Re: [MESA] Turkey: Gulen Movement Taking PR Beating in Arrest Row
A well-known anchorman of CNNTurk went to the US and had a meeting with
Gulen last week. After this meeting, he said yesterday he met with someone
very influential from within Gulen movement. The source told him that the
Gulen movement is very upset about what happened to this police chief and
they think this is an operation ordered by personally by Erdogan and
interior minister in order to defame Gulen movement. The source also told
him that the fissures are growing between AKP and Gulen following Israeli
raid and Gulen's remarks and Avci case is the last step.
This could be true. Or this could be a way for Gulen to acquit himself
from Avci case because it has become extremely popular that he could not
even think. We don't know. But if the fissure between AKP - Gulen (first
time voiced by from someone within the Gulen movement) is growing, I
wonder how Bulent Kenes would feel about his saying to me that our
forecast about a possible split up between AKP and Gulen was a "fiction".
Reva Bhalla wrote:
this is the kind of backlash that is really going to weaken Gulen in the
end, i think.
On Oct 6, 2010, at 9:08 AM, Emre Dogru wrote:
Turkey: Gulen Movement Taking PR Beating in Arrest Row
October 5, 2010 - 5:11pm, by Nicholas Birch
Turkey Islamism in Turkey
Turkey's most powerful religious group, the Fethullah Gulen Movement,
has been feted at home and abroad as a model of moderate Islam. These
days, however, the group's reputation appears to be taking a hit in a
controversy involving the arrest of a popular senior police officer.
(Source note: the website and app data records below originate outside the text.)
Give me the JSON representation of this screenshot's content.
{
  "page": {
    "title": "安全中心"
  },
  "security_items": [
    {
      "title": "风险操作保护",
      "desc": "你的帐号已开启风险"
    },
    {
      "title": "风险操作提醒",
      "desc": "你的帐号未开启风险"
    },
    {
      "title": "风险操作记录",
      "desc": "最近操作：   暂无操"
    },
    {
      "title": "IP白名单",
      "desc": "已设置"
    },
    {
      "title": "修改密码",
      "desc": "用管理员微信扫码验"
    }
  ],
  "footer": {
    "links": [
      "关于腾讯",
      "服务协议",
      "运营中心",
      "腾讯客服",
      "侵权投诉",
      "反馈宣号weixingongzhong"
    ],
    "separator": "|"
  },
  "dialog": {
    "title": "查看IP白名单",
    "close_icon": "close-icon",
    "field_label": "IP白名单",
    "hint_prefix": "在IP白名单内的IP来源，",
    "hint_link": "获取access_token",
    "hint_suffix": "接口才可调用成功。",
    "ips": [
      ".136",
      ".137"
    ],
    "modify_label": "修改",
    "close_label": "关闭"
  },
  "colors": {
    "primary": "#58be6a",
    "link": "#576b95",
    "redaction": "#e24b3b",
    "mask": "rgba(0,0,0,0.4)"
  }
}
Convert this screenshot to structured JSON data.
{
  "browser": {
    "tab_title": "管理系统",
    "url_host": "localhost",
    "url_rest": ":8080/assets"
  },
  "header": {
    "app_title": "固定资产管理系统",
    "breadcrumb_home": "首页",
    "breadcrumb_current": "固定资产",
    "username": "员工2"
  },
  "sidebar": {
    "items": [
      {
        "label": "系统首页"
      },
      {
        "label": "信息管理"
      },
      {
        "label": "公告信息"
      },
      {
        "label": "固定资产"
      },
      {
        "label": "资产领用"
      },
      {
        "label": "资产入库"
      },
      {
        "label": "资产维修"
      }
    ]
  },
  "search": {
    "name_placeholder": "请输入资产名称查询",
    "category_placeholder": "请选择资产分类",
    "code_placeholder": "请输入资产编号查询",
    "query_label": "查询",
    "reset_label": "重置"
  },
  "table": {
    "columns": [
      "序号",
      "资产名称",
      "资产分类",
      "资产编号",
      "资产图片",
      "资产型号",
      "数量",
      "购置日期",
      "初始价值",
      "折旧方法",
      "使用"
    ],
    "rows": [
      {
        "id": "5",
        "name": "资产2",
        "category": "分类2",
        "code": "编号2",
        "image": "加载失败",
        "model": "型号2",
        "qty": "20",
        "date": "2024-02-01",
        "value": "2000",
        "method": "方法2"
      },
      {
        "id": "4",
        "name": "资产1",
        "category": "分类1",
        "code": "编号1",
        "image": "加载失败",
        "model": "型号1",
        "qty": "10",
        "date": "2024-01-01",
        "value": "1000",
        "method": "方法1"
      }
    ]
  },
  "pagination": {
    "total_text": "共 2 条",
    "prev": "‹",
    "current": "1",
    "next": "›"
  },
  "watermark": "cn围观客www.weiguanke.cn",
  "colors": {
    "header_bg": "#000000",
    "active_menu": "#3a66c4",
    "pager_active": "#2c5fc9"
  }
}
Prosecutors in Istanbul have charged the former police intelligence
officer, Hanefi Avci, with aiding and abetting a left-wing terror
group. Arrested in Ankara in late September, Avci denies the charges.
He also insists that his arrest is the result of a Gulen Movement plot
against him. "This is a [Fethullah Gulen] Movement operation," he told
the daily Radikal in a telephone interview as he was being taken to
Istanbul. His arrest was intended "to camouflage [the Movement's]
crimes," he added.
Avci believes the Gulen Movement's motive is a desire to gain revenge
for the publication of a book this August in which he alleged that the
movement's followers had infiltrated state bodies, including the
police and the judicial system. The book, titled Simons on the Golden
Horn, has been a publishing sensation, selling 600,000 copies in the
Gulen supporters, meanwhile, deny any involvement, and say it would me
stupid of them to engineer an arrest of a known opponent.
Allegations against the Gulen Movement, which denounces Turkey's
political Islam, are not particularly new. A decade ago, amid a
military-led clampdown on Islamic movements, secular media outlets in
Turkey carried out a comprehensive attack against the Movement, using
information that many suspect was provided by military intelligence.
For years, critics have also condemned the Movement's
conservative-leaning schools, of which there are hundreds, and its
methods of dealing with adversaries, including in movement-controlled
"Character assassination, sexual and racial innuendo aimed at
destroying people's reputation in the eyes of conservatives, invented
news stories, transcripts from illegal police wiretaps ...," said
Hakan Yavuz, a political scientist who has written extensively and,
until recently, sympathetically about the movement. "In its fight to
be the hegemonic power, the movement stops at nothing. It is
With secularists and Islamists locked recently in a heated struggle
for control of Turkey's political and social agenda, Avci's arrest has
proven to be particularly divisive, and, this being Turkey, time may
never reveal which side is right. In the short term, however, it is
the reputation of the Movement that has taken the biggest beating.
This is due, in large part, to Avci's reputation for integrity. In
1997, the self-confessed former torturer of left-wingers stood up in
front of a parliamentary commission and gave evidence of the state's
involvement with the mafia and murder. Almost everything he said was
A year later, around the time when the Gulen Movement was coming under
attack from media outlets, Avci publicly defended police
investigations into military operations against Islamic groups,
cementing his truth-teller status. He was then promptly demoted.
The Movement's recent response to Avci's arrest has added to its woes,
including among the party faithful. Writing in the pro-Gulen daily
Star on October 2, the columnist Elif Cakir described watching a news
story on the Movement-owned TV channel STV about how "Avci's forbidden
relationship [with a terrorist group] had disappointed colleagues. A
man who cheats on his wife cheats on everybody, they said."
Quite who "they" were was unclear, Cakir goes on to say: the news item
contained no hint of an interview with any of Avci's colleagues. The
news item "smelled of rage to me," Cakir asserted.
A columnist for the daily Haberturk, Soli Ozel thinks the Gulen
Movement may have gotten carried away with its recent success. "Those
in power have a shared weakness - they do not know where to draw the
line," he commented. "Sooner or later, they make a move which
undermines their power. Increasingly, the Hanefi Avci affair looks
like being [that sort of move]."